Search the records for the word "label". Copy every line where it appears.

» Study material:
^^^^^^^^^^^^^^^^
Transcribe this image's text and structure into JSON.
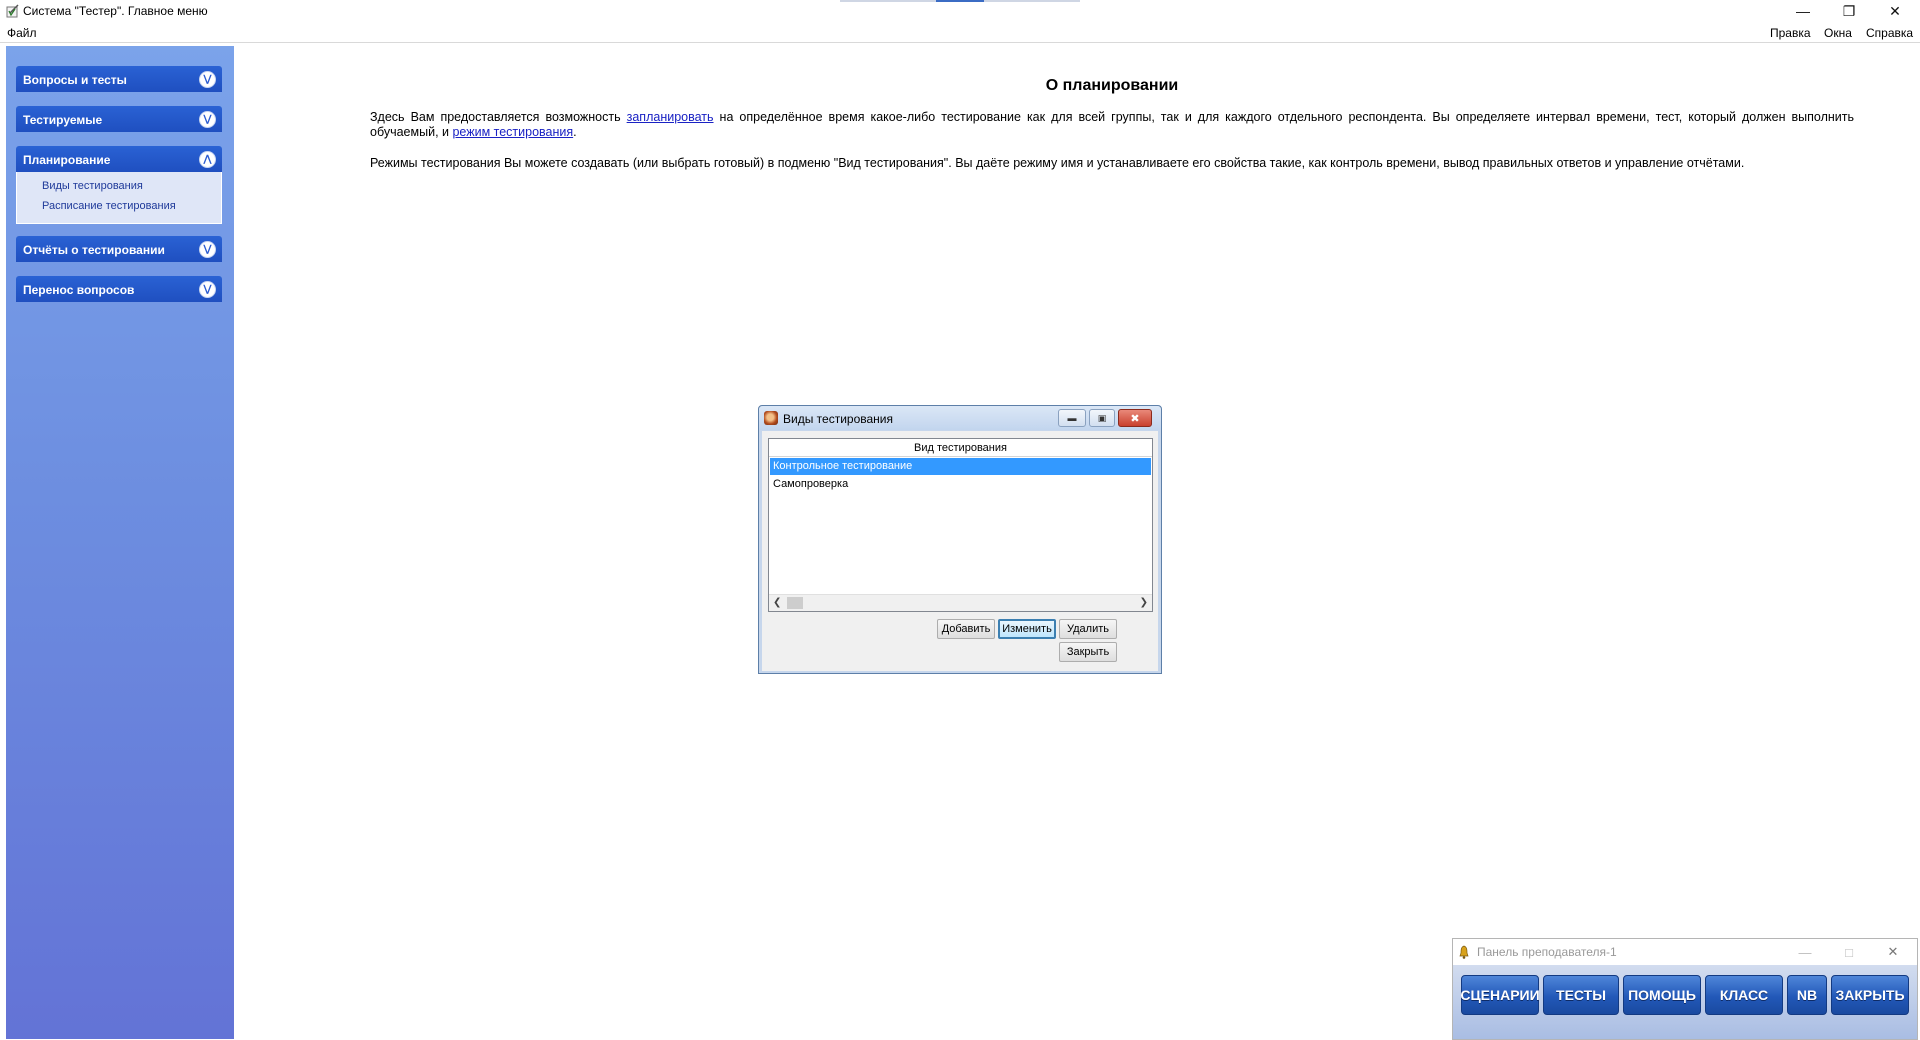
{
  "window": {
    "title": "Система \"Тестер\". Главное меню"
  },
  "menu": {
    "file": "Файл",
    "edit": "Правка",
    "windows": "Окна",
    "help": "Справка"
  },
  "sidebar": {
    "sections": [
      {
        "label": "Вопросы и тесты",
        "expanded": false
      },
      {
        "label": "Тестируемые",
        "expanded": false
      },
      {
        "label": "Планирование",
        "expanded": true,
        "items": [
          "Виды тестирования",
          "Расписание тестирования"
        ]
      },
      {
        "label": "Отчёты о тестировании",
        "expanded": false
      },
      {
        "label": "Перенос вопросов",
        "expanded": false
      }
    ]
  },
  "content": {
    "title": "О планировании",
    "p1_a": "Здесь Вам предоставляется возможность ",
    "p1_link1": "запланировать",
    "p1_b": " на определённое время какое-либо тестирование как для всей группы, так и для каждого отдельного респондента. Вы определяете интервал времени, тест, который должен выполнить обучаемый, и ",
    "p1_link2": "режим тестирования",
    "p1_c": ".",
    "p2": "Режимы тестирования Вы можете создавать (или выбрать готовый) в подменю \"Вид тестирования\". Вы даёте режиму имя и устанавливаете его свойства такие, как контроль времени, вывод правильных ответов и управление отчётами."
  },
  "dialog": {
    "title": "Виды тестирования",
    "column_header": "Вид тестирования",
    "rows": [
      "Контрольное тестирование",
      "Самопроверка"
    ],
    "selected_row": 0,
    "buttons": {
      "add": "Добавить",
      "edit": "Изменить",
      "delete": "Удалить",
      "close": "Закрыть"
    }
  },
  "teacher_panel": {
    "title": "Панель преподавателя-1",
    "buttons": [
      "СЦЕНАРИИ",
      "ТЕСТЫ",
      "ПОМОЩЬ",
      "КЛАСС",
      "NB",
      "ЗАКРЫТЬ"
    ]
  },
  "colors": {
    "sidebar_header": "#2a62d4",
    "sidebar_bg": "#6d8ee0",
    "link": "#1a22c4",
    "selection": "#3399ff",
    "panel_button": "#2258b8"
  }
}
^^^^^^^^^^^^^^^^
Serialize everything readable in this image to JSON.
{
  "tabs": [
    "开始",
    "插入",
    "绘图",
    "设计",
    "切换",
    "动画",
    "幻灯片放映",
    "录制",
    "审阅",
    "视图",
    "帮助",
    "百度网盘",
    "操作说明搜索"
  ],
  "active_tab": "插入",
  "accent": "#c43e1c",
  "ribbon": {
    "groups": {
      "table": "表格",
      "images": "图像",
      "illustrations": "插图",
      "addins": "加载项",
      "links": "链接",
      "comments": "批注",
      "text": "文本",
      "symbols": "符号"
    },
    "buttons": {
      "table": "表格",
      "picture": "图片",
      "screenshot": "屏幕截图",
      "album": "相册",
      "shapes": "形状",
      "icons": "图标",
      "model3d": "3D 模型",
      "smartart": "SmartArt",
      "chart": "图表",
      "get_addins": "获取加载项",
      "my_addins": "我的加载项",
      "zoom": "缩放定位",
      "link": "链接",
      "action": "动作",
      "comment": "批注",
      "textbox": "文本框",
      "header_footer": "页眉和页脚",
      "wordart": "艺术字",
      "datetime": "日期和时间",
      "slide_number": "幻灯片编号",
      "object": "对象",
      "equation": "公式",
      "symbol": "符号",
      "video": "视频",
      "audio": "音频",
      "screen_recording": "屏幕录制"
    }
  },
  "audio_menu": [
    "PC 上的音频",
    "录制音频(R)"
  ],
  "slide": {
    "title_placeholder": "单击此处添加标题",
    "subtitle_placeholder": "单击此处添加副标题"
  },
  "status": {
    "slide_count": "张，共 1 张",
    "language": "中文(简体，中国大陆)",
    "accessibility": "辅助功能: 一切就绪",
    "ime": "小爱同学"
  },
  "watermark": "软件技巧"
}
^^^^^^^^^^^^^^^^
» Task output:
        "label": "Вопросы и тесты",
        "label": "Тестируемые",
        "label": "Планирование",
        "label": "Отчёты о тестировании",
        "label": "Перенос вопросов",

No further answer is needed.